I tend to prefer to clean up the garden in the spring rather than the fall. That is when I’m motivated to do it, as I am dreaming of the spring garden and looking forward to getting re-acquainted with the plants. It’s better for the garden, too, as the dead stems and foliage protect the crown of the plant in the winter, and the birds can eat the seeds, if any. The only thing I religiously cut back in the fall are irises and daylilies, but that’s just because I can’t stand how slimy they get over the winter.
Eventually, however, you have to pull your wellies on and get busy. It’s a good idea to get the dead plant material out of the way before the new growth starts, otherwise you might cut some of that by mistake. For the most part, you want to cut perennials back to about an inch or two above the base. Don’t cut closer than that or you may injure the crown. Cut less if the new growth has already started – it will cover the “stumps” soon. Don’t cut things like roses, woody perennials (ones that have bark) early spring bloomers like Moss Phlox or vines back unless you have read up on them and are sure that they will do what you want after you cut them. Some things only bloom on new growth, and so you can be set back years if you cut them back too much. But for perennials like Echinacea, Shasta Daisies, Geraniums, etc, cutting them back can be very beneficial.
Fallen leaves can be raked up and composted or, better still, put through a leaf shredder and put back on the garden. There, they will release nutrients all summer as they break down, and you won’t need to add additional fertiliser. I also mulch about every other year with a mixture of compost and shredded pine bark, just for good measure. The trick is to do it before the plants put on too much growth, otherwise it’s a rotten job.

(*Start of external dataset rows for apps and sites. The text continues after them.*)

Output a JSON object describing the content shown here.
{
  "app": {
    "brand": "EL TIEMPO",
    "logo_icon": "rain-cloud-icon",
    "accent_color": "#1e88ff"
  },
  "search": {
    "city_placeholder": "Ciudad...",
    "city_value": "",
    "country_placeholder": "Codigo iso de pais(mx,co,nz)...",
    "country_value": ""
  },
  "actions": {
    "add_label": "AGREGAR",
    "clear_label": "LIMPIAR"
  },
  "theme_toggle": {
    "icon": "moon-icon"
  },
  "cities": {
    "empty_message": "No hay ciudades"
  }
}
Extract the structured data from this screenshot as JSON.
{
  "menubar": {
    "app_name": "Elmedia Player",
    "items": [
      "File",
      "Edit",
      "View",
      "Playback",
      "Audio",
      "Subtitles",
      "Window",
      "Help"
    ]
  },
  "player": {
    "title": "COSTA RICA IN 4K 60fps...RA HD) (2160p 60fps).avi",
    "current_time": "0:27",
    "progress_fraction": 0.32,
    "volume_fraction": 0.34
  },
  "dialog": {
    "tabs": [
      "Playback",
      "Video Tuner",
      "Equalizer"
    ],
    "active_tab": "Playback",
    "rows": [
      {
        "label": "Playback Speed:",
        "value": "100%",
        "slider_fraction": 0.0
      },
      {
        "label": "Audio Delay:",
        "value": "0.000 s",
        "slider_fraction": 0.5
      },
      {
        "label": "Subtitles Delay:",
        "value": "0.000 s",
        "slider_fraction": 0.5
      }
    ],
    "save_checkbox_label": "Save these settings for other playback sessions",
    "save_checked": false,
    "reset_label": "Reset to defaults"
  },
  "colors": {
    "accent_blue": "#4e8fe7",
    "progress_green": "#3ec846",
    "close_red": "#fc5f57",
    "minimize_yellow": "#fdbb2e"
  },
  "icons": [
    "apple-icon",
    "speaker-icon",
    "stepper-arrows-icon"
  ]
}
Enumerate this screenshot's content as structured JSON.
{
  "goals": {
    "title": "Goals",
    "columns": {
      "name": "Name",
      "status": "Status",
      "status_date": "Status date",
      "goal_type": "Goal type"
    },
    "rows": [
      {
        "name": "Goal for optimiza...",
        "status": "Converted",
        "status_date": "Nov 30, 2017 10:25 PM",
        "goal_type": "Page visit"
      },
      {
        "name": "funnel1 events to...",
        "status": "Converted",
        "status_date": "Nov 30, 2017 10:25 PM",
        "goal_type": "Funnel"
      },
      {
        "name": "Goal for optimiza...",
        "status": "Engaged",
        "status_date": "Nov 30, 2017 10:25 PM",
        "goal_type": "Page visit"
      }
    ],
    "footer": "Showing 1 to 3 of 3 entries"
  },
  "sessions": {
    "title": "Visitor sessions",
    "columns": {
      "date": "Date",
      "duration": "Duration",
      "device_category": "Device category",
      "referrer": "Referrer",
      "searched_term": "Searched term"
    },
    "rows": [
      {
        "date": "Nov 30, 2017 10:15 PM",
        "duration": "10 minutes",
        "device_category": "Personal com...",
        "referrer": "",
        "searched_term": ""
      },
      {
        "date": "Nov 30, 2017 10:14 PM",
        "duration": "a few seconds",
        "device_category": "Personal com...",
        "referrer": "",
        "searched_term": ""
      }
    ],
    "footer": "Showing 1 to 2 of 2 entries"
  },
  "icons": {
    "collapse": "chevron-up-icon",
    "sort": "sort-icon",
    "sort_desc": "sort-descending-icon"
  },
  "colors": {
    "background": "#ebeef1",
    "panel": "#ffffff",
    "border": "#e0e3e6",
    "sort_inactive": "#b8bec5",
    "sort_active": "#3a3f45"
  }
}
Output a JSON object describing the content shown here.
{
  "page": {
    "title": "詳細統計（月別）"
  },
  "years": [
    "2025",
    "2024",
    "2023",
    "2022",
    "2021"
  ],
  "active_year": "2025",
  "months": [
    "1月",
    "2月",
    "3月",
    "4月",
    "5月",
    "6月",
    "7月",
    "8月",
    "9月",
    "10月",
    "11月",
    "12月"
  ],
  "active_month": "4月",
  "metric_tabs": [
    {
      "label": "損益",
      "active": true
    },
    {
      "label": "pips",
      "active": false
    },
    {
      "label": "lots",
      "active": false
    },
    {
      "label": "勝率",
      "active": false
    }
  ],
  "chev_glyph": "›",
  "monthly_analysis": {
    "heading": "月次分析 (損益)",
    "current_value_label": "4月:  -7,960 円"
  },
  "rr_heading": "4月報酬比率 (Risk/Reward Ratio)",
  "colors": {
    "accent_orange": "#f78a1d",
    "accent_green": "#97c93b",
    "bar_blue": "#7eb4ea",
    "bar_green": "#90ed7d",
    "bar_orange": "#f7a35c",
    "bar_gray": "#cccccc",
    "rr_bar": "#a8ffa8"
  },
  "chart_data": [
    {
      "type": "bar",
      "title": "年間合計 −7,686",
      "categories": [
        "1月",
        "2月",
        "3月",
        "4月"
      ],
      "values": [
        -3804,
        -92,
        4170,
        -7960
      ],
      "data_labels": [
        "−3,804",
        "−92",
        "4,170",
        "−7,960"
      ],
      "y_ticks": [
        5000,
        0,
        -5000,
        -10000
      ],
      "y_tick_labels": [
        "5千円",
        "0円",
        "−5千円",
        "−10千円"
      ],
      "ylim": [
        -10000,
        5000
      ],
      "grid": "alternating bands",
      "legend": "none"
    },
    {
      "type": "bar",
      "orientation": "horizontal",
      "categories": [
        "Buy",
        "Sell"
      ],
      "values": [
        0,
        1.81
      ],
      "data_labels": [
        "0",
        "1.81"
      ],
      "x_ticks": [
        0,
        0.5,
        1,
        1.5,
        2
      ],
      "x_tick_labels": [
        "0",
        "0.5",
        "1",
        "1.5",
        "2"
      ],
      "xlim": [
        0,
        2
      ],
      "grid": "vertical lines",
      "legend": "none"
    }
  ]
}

And that’s it! Your garden now looks neat and tidy, your plants will be fed, and you can sit back and enjoy it. (For awhile!)